Introduction - Lesson #03
Key Verses - Spiritual Glasses
The concept of key verses, or spiritual glasses, should be easy to understand for anyone who wears glasses. I personally have poor vision. While I can stumble around in the dark and find a few things that are always kept in the same place, most of the time I need to turn the light on and put my glasses on to find anything important. And Bible study is a search process. We are looking for information from God, and if we do not know what we are looking for, or what God is trying to provide to us, we will have a hard time finding it. Just as physical glasses allow us to see farther, and keep things in focus, knowing the main point of God's message allows us to see his word.
There are two methods often used to study the Bible. One way is to go to the Bible to prove what you have already decided is true. This method is useless, because our search process will ignore any teaching which does not fit with what be believe. When this type of study is done, we believe the same as we did when we started, and usually we have learned nothing. A better way is to read the Bible to discover what God is trying to say to us. If that is our goal, verses that explain a part of God's message, or why God does something, or shows us the big picture of what everything is about, become very important. These verses are scattered randomly through the Bible, and finding them are like finding gems. The above examples show how to understand the following concepts:

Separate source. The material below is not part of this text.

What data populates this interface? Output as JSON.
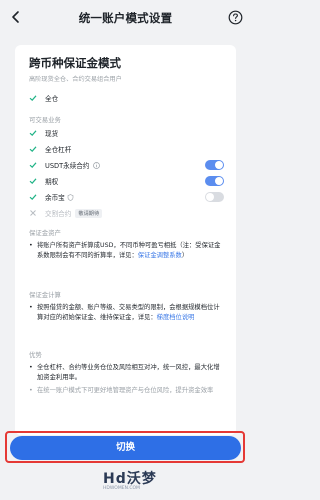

The purpose of a Book: Job is a hard book to read. After a couple of simple chapters it bogs down in an endless debate between several friends that are getting increasingly angry with each other. It is a good book to illustrate how quickly we often loose our compassion for people who are suffering. And the book of Job does not seem to show God caring much about Job. But James throws a different light on it. James is talking to people who are suffering, and he points them to Job as an example of someone who could not see why God was not showing his love. But Job endured, and God blessed him afterward. James says that during the suffering we have no way to understand the heart of God. We have to trust God to bless us when the situation is finished, as he did with Job.
The purpose of punishment: Our society does not like to admit to being wrong, nor are we willing to accept the consequences of our mistakes. Therefore some people simply believe that a "good" God would never punish man, or if they see God bringing punishment upon a nation they believe that he is cruel. But the end of Chronicles, which concludes several hundred years of Jewish history, the author addresses this issue. He said that God wanted a relationship with his people, and that he repeatedly tried everything in his power to get his people to be reasonable. But God has a limit to his patience, and wrong will not go unpunished. We see here a God who is both merciful and just.
Central message of the Bible: When Jesus makes a comment that a way of acting toward each other is a summary of what the law and prophets were teaching, or when he says that our love for God and man is like a nail in a wall that gives the law and the prophets something to hang on, we should sit up and take notice. God is trying to tell us, "This is what I have been trying to tell you all along." Both verses stress the concept that religion, in God's view, is primarily focused in relationships. That shouldn't surprise us. The ten commandments, which form the core of the Jewish law, focused on how we are to act toward God and each other. Most of the Jewish law itemized for various situations what was the right way to act toward others, and how to correct the situation when people did not act that way. All of the attitudes that God asks us to develop within ourselves, and the way he commands us to act toward each other, are designed to build or heal relationships. God is interested in teaching us how to have relationships that will last for the eternity that we will exist. Paul echos this, in 1 Corinthians 13. He examines all of the things that people normally expect from religion: a dynamic preacher, a wise prophet, a person of unshakable faith, the willingness to give our wealth away or to be a martyr. All have no value without love. Paul's description of love is a handbook for building relationships. He says that much of what we think to be important in religion will pass away, but three will remain. And Love is placed at the top of these three. We should constantly be looking the Bible to see what does or does not work with relationships, and also seeing how God defines himself.
Last Update: 10/28/2002
Copyright (c) 1998, 2002 by Bruce J. Butterfield. All Rights Reserved.